The goals of the institution were to form an organic group of the whole Jewish Community in Mexico. The Central Committee began to work in a very difficult environment since its main activity was to support the refugees arriving in Mexican ports from Hitler’s Europe as well as the task of anti-defamation.
The Central Committee Fondshas twenty books of proceedings that tell the story of the work of the Central Committee between 1938 and 1992. In them we find the formation of the institution, the community composition in the Committee, money collections for Mexico such as Red Cross or the help granted after hurricanes or earthquakes suffered in the country, community leaders and help offered to refugees. The Documentation Center has 5,000 files in 178 archive boxes AGN12. This archive is unique and irreplaceable because it was donated by the Mexican Jewish Central Committee itself and there are no copies of its documents.
The most important sections are the administrative that holds the record of proceedings, accounting, reports from the board, assistance committee and membership; the Jewish Hospital that tells about the project of construction of a hospital to attend Jewish members; refugees divided into the Committee For Refugees, Assistance to Refugees and protection to Jews and Second World War with its branches: Allied Work of War, Anti Nazi Propaganda and protection to Jews.

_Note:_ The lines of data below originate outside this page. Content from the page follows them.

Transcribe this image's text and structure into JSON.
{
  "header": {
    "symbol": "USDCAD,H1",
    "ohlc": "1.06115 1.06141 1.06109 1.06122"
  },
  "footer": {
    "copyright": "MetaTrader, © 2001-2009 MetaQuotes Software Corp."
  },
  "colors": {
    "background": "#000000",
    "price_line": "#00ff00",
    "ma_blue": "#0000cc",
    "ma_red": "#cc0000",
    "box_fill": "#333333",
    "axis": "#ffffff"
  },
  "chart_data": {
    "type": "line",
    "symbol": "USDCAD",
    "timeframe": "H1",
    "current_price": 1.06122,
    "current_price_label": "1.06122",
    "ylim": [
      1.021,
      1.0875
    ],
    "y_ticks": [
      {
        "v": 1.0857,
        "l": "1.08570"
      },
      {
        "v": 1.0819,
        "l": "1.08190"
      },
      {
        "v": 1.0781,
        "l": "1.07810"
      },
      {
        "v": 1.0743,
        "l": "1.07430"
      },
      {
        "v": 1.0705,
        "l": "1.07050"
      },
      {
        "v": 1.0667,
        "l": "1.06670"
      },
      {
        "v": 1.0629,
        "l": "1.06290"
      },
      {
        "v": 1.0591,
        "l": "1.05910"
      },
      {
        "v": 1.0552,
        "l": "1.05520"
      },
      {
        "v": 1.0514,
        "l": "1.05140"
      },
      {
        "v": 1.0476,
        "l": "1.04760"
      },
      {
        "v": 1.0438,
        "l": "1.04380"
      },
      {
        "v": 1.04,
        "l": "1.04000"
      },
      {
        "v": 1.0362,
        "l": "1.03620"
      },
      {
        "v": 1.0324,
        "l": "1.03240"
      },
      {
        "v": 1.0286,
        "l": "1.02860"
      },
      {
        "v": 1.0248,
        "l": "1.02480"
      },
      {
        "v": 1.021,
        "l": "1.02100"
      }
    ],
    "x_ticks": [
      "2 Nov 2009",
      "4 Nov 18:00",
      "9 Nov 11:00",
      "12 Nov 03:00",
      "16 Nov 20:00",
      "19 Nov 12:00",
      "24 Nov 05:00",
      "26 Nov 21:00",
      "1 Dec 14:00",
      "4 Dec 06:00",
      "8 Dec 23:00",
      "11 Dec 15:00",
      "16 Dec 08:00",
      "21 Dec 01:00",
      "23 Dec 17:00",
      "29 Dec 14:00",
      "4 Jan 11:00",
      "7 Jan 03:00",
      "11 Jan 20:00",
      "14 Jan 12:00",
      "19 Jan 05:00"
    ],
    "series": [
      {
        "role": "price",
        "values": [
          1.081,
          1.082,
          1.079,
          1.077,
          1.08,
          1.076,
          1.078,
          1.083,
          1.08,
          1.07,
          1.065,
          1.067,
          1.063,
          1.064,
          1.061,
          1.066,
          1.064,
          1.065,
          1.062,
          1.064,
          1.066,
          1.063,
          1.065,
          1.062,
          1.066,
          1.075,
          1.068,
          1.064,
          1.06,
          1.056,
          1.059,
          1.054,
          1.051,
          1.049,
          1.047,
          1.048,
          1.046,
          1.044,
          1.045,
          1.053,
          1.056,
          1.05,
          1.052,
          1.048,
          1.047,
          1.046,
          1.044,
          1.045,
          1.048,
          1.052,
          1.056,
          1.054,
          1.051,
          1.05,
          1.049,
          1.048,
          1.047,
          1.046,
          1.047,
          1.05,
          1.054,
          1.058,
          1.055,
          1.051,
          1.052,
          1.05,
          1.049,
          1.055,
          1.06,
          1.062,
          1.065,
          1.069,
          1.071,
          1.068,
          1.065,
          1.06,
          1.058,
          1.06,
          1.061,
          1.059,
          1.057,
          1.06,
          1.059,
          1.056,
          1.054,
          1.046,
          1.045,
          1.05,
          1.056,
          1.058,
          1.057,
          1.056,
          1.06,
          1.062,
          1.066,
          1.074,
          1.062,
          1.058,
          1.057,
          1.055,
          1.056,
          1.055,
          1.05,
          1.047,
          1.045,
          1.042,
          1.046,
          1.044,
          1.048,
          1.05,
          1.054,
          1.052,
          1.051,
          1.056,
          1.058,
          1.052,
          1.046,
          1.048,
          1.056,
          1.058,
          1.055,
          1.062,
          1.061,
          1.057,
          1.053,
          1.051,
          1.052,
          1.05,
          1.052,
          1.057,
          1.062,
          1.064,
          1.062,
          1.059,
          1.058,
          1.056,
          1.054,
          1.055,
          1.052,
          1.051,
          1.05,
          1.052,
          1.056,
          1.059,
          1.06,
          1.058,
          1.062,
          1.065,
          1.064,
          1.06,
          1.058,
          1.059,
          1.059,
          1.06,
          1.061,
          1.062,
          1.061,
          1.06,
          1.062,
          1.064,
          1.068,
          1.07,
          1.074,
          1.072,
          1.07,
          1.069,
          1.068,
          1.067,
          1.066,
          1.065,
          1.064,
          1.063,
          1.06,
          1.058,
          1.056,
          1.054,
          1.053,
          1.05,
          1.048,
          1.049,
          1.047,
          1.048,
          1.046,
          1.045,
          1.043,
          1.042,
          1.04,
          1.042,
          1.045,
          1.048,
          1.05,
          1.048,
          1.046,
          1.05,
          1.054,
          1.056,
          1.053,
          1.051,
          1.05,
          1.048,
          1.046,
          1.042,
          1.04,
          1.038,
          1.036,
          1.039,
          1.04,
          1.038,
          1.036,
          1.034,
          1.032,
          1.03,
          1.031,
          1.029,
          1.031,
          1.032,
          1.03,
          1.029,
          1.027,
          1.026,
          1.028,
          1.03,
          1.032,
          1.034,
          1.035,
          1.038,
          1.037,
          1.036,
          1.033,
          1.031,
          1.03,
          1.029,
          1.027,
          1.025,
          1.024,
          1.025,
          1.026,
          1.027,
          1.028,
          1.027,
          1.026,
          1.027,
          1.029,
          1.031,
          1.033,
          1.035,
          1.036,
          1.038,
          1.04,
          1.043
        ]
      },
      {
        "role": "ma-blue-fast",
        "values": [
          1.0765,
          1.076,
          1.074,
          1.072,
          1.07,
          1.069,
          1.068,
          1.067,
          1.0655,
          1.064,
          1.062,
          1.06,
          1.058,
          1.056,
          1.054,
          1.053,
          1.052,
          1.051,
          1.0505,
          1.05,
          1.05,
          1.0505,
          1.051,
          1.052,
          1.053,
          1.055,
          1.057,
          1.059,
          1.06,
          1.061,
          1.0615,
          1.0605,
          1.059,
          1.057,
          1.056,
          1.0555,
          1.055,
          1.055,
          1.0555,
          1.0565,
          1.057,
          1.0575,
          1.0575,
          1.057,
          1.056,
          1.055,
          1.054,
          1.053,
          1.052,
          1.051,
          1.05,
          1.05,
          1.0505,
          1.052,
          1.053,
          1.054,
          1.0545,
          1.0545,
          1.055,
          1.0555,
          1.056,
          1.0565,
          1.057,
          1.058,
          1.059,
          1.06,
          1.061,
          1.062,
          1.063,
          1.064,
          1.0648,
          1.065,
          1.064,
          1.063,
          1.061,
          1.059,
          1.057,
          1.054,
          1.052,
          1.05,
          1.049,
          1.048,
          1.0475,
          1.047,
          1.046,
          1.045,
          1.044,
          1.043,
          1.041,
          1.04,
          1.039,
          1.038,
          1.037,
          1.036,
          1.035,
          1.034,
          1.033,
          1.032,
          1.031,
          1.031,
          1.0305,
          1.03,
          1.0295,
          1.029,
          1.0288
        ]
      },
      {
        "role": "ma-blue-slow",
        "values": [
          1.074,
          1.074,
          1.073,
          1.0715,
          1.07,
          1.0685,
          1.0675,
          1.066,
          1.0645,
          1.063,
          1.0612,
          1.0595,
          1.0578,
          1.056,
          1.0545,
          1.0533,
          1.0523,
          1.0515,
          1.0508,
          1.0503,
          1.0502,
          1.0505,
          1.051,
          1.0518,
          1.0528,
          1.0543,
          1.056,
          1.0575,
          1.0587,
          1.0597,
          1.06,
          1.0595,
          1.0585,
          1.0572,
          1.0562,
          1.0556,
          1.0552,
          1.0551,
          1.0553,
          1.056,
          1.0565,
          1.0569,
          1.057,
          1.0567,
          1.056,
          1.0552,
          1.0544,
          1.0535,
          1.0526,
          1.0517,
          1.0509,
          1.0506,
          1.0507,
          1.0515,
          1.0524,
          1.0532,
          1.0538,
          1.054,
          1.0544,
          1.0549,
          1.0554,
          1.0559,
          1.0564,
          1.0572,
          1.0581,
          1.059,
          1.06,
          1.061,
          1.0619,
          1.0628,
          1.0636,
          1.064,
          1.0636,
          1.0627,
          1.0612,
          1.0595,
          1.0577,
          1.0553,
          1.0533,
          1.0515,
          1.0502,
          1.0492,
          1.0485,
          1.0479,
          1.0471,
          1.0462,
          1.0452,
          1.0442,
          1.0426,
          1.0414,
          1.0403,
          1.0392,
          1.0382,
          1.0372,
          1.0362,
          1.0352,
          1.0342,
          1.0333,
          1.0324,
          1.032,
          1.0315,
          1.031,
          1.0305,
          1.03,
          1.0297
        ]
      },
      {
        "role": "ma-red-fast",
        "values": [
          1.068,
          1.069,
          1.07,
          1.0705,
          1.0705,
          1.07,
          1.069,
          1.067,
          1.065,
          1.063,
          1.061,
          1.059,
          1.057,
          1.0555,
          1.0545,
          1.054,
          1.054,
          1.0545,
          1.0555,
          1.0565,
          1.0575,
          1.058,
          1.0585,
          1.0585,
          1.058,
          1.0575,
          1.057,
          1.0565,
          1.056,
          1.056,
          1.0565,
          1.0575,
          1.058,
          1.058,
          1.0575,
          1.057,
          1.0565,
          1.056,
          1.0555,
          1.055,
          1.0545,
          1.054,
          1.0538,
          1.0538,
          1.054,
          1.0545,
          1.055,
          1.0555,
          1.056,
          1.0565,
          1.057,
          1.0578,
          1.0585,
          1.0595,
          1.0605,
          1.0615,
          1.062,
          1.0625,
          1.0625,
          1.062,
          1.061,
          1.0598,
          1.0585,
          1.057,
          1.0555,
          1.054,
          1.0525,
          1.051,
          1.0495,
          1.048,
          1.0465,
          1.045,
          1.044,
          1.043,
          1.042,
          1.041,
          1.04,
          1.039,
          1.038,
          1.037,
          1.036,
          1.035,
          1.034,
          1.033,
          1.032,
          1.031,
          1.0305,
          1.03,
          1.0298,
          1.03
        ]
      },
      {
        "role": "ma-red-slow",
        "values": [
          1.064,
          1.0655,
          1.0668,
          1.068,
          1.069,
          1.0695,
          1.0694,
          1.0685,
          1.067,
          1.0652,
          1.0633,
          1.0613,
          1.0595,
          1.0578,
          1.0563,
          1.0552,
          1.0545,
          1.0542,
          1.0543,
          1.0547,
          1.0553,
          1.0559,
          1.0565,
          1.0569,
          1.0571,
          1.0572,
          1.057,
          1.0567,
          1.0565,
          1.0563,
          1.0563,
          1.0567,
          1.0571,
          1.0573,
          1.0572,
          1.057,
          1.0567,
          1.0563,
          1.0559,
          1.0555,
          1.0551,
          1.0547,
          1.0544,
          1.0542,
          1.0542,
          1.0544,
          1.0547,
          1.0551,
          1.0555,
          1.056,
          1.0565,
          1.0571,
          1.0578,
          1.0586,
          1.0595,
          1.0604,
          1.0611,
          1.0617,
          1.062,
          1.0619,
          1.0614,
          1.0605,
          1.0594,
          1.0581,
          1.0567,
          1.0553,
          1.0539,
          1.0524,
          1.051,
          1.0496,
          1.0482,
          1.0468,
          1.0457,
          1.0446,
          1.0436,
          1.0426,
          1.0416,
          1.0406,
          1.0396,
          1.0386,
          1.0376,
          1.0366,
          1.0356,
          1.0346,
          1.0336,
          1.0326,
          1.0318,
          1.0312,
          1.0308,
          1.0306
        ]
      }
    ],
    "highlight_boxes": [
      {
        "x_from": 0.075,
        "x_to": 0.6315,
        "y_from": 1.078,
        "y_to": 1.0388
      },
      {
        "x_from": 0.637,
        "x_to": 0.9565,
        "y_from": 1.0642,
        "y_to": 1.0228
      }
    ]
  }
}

3) JEWISH CHAMBER OF INDUSTRY AND COMMERCE (1931-1957).
Since the very first years of Jewish immigration into Mexico, commerce and small industry were the occupations of most of the new arrivals. The environment for merchants was very auspicious because intermediaries between large industry and the consumer mass were few. This situation benefited many of the immigrants so they could devote themselves to sales on the installment plan and later on to get a small capital for a store or workshop.
From the outset, the community required an organization able to protect and assist Jewish merchants. Men of this type together with small newly arrived producers needed juridical protection, advice and representatives who could intervene before the government authorities.
Having its own Chamber of Commerce became a question of prestige for the community because other smaller groups had their own chamber by then.
The Chamber of Small Jewish Businesses was founded on June 27, 1929 not just to coordinate among themselves but for the need of having representative organs before Mexican society. The first problem it had to face was the regulation of the Federal District authorities that their stands had to be taken away during lunchtime. However, that institution existed during only seven months. It dissolved on January 27, 1930.
In the protocols of the constitutive assembly of the Jewish Chamber of Industry and Commerce that took place in Tacuba 15, on March 24, 1931, it was stipulated that Mr. Barrou would be the president and Jacobo Landau the secretary.
The Chamber desired to have better relations with the Federal District and the state governments so that they could make a joint effort to strengthen and develop national industry and commerce.
Its creation had two main reasons: a) to be an instrument of defense of the interests of its members and b) to be united against anti-Semitic campaigns. The Jewish Chamber backed its members through advice, information about matters such as imports, exports, contract signatures, etc.
During its existence, the Chamber was devoted to:
1) Offering commercial, industrial and agricultural information both inside the country and abroad.
2) Obtaining the residence and legal entrance of members’ families and to hire juridical counsel.
3) Representing the community before the State.
4) Helping obtain licenses for small merchants, for peddlers and for manufacturers.